BEGIN Excerpted data
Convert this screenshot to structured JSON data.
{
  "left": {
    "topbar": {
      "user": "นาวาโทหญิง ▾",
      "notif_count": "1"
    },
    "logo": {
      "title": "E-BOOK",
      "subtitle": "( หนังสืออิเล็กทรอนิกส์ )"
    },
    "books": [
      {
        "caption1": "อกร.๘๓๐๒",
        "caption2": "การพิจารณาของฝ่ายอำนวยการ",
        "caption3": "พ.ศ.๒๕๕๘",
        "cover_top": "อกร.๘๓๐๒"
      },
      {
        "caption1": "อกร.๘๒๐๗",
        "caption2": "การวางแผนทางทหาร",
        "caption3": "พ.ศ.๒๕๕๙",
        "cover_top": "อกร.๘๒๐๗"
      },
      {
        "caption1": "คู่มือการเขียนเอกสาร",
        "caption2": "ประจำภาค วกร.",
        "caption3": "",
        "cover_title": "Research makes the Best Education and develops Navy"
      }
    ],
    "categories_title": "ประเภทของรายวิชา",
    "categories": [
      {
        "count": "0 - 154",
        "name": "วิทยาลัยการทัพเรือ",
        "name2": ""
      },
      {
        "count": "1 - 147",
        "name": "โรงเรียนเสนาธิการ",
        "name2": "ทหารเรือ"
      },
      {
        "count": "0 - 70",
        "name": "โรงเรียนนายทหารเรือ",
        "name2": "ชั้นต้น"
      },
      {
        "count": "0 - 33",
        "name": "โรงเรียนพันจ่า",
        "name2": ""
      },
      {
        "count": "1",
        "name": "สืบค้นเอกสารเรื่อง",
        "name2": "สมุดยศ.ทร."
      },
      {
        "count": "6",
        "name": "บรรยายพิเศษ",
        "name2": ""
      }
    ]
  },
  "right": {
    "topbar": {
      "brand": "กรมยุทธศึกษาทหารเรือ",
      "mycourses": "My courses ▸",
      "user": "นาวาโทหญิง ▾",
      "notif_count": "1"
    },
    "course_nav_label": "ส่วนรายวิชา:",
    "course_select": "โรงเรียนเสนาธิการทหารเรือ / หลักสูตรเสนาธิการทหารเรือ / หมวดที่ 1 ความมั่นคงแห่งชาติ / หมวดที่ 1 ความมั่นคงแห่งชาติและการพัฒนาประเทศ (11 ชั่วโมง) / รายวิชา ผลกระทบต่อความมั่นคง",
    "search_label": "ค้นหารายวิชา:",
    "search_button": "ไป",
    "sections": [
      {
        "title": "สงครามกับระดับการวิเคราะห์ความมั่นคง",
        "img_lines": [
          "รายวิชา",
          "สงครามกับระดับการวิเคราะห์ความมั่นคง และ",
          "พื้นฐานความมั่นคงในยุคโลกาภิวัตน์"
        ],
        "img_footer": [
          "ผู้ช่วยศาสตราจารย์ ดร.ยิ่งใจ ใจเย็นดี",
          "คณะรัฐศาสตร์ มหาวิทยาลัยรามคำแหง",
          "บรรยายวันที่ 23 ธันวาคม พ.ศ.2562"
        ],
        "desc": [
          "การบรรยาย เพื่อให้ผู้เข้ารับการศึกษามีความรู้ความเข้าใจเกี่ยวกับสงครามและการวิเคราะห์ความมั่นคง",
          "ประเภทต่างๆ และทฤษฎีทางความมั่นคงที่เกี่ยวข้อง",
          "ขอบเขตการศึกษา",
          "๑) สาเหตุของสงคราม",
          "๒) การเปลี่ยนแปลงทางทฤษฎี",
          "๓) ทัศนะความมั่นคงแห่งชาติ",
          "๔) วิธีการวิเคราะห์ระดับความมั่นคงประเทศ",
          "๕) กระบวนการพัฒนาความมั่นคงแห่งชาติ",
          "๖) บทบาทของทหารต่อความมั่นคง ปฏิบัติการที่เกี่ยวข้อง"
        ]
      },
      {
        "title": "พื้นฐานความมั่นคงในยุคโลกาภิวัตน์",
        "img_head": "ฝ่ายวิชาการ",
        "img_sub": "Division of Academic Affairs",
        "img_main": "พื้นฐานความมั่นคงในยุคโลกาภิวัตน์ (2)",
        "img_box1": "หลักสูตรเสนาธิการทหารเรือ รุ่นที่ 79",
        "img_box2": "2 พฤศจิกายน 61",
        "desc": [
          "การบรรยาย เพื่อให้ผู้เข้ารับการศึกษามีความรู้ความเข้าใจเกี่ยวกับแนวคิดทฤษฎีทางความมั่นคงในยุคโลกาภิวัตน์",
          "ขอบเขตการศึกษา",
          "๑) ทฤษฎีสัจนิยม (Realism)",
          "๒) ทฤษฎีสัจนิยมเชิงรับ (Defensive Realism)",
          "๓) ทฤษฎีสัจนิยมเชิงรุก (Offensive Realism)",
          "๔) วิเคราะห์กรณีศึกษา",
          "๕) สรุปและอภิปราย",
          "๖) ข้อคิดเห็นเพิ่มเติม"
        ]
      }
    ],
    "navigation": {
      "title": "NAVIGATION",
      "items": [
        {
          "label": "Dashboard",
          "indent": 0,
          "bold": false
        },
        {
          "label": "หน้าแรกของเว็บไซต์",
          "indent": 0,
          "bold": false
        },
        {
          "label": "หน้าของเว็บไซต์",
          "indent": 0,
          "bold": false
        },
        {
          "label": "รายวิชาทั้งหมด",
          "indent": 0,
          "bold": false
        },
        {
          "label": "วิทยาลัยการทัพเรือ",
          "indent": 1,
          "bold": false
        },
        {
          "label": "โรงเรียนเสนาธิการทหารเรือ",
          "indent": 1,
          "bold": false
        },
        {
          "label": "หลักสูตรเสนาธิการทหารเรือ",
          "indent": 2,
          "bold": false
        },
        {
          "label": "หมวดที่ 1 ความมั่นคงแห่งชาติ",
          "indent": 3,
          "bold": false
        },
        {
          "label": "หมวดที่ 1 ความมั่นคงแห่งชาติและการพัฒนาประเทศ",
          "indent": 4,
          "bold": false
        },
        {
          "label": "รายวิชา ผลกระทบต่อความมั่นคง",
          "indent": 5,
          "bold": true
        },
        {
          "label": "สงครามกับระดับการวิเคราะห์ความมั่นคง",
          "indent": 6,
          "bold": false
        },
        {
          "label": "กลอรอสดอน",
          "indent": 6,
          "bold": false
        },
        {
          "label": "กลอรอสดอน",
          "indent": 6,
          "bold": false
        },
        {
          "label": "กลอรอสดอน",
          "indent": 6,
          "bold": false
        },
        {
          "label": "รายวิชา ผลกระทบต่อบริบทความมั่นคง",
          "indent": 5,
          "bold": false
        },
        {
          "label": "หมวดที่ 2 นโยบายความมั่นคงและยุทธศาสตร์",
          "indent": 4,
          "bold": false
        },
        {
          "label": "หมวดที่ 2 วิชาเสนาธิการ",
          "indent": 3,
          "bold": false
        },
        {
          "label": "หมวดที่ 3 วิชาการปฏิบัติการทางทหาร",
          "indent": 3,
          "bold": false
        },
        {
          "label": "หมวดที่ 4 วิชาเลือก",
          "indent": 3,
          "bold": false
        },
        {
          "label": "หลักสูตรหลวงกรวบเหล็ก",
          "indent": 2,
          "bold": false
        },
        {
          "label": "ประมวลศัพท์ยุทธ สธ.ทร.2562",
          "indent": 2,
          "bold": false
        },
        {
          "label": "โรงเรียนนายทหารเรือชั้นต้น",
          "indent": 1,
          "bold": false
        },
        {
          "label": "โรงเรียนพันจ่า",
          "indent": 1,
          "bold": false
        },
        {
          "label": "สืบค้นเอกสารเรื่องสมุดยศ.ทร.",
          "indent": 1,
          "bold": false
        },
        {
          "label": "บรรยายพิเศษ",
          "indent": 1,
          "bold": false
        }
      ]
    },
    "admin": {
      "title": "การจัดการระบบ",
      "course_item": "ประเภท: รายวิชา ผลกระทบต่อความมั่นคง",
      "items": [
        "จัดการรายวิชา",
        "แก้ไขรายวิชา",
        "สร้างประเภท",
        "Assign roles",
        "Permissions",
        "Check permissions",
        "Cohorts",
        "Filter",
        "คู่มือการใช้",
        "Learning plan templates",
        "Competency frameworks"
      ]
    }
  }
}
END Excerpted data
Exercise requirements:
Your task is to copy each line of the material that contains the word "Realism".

Output of the task:
          "๑) ทฤษฎีสัจนิยม (Realism)",
          "๒) ทฤษฎีสัจนิยมเชิงรับ (Defensive Realism)",
          "๓) ทฤษฎีสัจนิยมเชิงรุก (Offensive Realism)",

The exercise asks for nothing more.